▶ [Aim of the exercise]: For the records that follow, give the number of lines containing the word "date", with no added text.

▶ [Supplied information]:
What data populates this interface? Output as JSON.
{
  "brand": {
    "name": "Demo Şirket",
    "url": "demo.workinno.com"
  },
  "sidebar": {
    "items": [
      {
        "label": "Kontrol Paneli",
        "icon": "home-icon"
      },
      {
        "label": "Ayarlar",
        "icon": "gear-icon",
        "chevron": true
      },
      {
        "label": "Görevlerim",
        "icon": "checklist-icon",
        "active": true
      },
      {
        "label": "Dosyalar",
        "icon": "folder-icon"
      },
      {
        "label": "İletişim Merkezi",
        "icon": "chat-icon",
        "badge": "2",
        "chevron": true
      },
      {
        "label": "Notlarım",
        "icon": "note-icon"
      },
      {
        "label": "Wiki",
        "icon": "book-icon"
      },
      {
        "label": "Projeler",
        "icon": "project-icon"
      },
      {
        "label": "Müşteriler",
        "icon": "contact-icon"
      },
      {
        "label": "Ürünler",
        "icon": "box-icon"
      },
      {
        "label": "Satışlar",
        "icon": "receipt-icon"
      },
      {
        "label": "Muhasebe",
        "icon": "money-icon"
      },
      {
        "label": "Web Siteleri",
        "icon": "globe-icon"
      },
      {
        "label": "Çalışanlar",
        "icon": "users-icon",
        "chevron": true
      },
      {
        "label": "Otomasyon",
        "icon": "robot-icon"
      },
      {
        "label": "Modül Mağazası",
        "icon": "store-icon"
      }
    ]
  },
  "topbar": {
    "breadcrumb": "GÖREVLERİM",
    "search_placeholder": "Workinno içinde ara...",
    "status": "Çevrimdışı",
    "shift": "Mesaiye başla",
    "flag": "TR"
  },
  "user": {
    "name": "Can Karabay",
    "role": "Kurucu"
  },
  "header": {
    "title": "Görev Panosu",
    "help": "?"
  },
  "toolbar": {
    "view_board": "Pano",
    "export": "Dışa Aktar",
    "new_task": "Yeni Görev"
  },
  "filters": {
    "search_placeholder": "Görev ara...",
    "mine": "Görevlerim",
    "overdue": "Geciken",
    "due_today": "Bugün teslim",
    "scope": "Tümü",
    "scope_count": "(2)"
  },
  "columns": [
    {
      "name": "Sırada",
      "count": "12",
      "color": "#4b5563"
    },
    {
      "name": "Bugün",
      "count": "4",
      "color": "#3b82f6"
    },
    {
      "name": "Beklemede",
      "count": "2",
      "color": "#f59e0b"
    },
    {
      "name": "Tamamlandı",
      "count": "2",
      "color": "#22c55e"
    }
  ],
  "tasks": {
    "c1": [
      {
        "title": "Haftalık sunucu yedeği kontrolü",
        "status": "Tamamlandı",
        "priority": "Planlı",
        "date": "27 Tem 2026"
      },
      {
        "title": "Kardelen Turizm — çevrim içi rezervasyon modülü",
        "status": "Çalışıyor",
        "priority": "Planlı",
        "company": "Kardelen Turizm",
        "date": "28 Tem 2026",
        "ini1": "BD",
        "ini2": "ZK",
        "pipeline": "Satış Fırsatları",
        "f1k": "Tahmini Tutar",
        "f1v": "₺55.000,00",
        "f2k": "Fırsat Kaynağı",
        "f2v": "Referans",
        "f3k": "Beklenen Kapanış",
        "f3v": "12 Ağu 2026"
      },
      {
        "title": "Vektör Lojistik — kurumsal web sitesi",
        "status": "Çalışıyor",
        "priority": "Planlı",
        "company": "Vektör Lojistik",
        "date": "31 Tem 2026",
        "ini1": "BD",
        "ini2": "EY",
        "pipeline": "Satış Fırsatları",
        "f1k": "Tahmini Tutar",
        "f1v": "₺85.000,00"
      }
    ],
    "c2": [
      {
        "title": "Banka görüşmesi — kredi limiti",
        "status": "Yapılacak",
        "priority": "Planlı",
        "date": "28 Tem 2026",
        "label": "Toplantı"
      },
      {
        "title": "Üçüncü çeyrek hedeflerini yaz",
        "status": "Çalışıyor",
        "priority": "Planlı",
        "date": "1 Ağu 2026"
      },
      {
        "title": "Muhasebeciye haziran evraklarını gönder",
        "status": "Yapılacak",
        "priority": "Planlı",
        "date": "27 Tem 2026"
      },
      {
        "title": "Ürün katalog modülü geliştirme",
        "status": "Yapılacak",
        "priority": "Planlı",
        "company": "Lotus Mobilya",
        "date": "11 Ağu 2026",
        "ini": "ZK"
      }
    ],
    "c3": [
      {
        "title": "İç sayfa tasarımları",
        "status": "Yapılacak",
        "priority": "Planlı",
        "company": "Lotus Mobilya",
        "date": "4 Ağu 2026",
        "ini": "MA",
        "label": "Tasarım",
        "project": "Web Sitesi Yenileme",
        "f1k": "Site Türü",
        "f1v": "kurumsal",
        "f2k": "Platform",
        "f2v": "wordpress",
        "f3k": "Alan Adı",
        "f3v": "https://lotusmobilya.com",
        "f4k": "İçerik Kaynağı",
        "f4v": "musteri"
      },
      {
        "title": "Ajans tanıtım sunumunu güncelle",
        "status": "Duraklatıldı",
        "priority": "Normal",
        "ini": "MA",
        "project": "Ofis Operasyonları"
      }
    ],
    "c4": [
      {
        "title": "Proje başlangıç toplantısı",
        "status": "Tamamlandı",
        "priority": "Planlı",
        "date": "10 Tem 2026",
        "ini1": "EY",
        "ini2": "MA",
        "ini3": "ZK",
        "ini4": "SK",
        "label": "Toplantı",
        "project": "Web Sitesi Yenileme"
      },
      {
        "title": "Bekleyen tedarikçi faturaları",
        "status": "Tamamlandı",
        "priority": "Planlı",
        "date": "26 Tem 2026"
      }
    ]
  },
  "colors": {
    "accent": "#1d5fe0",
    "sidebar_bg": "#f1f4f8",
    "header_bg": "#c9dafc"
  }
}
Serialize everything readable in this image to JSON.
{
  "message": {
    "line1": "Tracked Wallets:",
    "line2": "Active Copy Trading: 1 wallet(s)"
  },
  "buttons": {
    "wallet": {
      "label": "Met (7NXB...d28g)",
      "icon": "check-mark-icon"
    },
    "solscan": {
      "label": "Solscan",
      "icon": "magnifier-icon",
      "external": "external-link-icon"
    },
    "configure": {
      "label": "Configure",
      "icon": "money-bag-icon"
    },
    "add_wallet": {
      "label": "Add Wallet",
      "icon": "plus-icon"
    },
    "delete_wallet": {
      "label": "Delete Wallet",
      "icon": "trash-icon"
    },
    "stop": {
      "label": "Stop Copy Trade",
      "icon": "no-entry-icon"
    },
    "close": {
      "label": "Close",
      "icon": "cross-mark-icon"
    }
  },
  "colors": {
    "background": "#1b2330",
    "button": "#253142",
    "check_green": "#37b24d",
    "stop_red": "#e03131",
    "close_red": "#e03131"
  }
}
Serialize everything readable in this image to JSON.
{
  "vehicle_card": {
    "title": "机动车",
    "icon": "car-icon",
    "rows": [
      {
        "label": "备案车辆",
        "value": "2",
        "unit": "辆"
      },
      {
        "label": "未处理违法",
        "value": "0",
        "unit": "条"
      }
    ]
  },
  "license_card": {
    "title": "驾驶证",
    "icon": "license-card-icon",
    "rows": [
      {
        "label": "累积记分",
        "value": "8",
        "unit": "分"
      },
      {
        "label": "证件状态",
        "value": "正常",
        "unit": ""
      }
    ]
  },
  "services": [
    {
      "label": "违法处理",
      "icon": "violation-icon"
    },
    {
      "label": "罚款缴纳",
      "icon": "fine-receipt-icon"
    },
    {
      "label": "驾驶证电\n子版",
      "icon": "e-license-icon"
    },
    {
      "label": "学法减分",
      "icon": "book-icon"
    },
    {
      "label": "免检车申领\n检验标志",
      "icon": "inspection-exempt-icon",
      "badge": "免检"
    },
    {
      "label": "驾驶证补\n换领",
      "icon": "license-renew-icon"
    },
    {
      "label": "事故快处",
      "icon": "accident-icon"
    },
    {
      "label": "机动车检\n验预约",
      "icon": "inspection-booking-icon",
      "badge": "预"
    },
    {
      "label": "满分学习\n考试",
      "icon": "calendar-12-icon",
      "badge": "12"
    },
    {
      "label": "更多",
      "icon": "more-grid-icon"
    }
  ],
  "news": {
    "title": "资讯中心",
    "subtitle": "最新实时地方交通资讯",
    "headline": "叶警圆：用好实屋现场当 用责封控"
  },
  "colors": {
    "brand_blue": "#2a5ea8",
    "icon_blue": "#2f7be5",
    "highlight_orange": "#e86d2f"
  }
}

▶ [Problem solution]: 10